You can get a personalized mortgage rate by connecting with your local mortgage broker or using an online calculator. In order to find the best home mortgage, you’ll need to take into account your goals and current finances.
Things that affect what the interest rate you might get on your mortgage include: your credit score, down payment, loan-to-value ratio and your debt-to-income ratio. Having a higher credit score, a higher down payment, a low DTI, a low LTV or any combination of those factors can help you get a lower interest rate.
Aside from the interest rate, other factors including closing costs, fees, discount points and taxes might also factor into the cost of your house. You should talk to a variety of lenders — like local and national banks, credit unions and online lenders — and comparison shop to find the best mortgage for you.
What’s the best loan term?
One important thing to consider when choosing a mortgage is the loan term, or payment schedule. The mortgage terms most commonly offered are 15 years and 30 years, although you can also find 10-, 20- and 40-year mortgages. Another important distinction is between fixed- and adjustable-rate mortgages. For fixed-rate mortgages, interest rates are set for the life of the loan. For adjustable-rate mortgages, interest rates are stable for a certain number of years (commonly five, seven or 10 years), then the rate changes annually based on the market rate.
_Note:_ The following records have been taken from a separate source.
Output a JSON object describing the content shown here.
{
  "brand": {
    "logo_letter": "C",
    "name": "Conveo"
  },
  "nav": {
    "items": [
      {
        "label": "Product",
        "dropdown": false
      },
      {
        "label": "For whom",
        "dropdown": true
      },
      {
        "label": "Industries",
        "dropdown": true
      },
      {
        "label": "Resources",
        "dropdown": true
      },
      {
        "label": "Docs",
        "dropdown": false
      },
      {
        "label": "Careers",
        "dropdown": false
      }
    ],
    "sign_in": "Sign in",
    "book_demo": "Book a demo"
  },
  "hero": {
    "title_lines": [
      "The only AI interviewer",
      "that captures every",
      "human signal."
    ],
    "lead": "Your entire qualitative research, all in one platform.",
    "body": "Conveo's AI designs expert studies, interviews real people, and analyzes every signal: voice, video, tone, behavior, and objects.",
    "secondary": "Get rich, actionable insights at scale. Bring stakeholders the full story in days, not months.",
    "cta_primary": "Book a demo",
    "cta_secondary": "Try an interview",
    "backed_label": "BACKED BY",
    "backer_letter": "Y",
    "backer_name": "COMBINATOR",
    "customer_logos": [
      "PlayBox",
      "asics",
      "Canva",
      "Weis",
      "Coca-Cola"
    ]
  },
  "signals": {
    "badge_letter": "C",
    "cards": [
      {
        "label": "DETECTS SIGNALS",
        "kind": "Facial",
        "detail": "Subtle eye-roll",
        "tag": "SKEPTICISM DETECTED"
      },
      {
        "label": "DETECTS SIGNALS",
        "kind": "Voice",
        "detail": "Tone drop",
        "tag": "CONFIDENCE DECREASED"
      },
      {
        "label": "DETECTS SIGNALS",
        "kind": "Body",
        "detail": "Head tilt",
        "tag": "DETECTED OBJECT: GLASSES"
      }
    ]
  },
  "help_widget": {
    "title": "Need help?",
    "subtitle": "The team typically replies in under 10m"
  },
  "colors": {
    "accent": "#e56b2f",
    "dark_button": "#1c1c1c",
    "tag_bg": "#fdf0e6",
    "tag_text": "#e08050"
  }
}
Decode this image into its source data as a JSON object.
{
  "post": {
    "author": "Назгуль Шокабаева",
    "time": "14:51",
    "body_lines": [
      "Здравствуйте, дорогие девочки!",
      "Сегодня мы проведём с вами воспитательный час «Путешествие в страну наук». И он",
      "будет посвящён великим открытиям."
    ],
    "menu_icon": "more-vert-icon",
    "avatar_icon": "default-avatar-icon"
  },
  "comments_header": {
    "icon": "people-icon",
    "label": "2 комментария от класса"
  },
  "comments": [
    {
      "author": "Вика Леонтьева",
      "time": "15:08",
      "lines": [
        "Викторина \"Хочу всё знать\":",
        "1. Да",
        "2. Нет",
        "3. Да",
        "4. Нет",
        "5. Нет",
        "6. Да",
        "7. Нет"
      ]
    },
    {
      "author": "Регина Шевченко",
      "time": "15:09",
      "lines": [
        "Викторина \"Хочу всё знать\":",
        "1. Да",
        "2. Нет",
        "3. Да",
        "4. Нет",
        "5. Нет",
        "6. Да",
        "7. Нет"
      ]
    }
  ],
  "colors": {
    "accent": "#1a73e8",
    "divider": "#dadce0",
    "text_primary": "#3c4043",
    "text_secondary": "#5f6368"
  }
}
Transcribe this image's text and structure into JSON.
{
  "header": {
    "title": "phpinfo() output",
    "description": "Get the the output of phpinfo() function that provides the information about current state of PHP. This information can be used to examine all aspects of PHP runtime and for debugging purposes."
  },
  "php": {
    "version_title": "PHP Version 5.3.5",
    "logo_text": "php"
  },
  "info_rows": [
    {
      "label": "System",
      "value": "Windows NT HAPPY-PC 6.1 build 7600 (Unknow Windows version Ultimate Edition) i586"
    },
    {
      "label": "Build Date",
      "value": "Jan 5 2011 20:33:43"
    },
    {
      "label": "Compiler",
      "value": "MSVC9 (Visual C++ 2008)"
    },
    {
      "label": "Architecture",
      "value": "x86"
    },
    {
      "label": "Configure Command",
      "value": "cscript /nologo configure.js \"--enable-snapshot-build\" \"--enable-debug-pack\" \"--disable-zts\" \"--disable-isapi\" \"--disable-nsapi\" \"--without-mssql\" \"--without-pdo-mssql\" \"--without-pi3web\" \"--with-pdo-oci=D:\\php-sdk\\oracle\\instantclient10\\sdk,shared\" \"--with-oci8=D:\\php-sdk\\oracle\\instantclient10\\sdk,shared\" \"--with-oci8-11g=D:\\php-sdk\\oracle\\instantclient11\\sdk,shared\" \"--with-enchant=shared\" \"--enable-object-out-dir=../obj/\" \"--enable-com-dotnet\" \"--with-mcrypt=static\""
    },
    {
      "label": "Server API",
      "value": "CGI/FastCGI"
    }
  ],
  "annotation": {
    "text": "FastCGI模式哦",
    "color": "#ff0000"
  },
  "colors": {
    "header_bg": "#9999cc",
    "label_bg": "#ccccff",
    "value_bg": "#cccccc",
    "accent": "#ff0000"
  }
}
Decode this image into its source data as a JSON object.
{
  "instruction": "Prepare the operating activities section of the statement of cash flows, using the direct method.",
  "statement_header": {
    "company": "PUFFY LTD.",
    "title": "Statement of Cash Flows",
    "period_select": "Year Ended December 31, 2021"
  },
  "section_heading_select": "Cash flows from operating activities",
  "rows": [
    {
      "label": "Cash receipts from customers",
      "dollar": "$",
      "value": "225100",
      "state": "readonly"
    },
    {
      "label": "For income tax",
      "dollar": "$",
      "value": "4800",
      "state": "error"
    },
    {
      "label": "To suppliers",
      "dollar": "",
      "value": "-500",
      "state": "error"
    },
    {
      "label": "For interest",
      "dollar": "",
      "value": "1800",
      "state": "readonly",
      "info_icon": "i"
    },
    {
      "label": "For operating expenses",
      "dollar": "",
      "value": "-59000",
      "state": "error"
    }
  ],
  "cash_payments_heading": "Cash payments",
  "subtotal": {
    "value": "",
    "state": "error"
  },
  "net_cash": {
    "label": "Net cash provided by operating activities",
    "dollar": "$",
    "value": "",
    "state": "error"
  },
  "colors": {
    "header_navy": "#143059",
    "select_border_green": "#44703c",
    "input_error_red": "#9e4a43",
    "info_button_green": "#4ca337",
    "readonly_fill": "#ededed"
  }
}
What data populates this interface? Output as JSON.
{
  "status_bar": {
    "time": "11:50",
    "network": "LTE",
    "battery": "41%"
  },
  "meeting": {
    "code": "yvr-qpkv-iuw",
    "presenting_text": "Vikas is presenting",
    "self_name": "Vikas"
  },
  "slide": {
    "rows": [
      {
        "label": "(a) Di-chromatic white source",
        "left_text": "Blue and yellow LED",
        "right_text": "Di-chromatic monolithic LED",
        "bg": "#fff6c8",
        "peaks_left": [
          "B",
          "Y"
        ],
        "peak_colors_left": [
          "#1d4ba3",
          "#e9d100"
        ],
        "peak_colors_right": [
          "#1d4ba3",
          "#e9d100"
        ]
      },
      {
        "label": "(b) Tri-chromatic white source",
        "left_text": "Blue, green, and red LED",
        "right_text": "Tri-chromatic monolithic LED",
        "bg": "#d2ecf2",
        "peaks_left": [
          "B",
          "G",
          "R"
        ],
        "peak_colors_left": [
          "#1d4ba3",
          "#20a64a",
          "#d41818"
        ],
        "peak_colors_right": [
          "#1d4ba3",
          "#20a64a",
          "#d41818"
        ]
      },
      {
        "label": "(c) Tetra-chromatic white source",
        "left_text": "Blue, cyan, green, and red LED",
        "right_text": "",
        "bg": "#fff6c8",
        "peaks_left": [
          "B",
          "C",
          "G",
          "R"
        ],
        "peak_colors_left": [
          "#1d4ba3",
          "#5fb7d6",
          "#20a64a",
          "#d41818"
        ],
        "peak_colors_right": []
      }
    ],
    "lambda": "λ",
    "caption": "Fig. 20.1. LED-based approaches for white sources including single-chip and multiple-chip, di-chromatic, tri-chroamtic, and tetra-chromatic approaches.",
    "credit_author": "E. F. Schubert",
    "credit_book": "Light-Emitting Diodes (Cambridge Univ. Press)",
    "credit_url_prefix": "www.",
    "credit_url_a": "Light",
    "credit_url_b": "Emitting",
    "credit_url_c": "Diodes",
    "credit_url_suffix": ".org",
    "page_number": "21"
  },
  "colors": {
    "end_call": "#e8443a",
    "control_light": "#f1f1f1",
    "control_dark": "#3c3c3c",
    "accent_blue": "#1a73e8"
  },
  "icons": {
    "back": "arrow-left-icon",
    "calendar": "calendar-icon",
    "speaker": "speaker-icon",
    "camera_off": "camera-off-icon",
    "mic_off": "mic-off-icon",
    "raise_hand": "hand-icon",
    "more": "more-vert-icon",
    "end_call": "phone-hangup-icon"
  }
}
One factor to consider when deciding between a fixed-rate and adjustable-rate mortgage is the length of time you plan on staying in your home. Fixed-rate mortgages might be a better fit for people who plan on staying in a home for quite some time. While adjustable-rate mortgages may offer lower interest rates upfront, fixed-rate mortgages are more stable in the long term. However you may get a better deal with an adjustable-rate mortgage if you only plan to keep your home for a couple years. There is no best loan term as a rule of thumb; it all depends on your goals and your current financial situation. Make sure to do your research and know your own priorities when choosing a mortgage.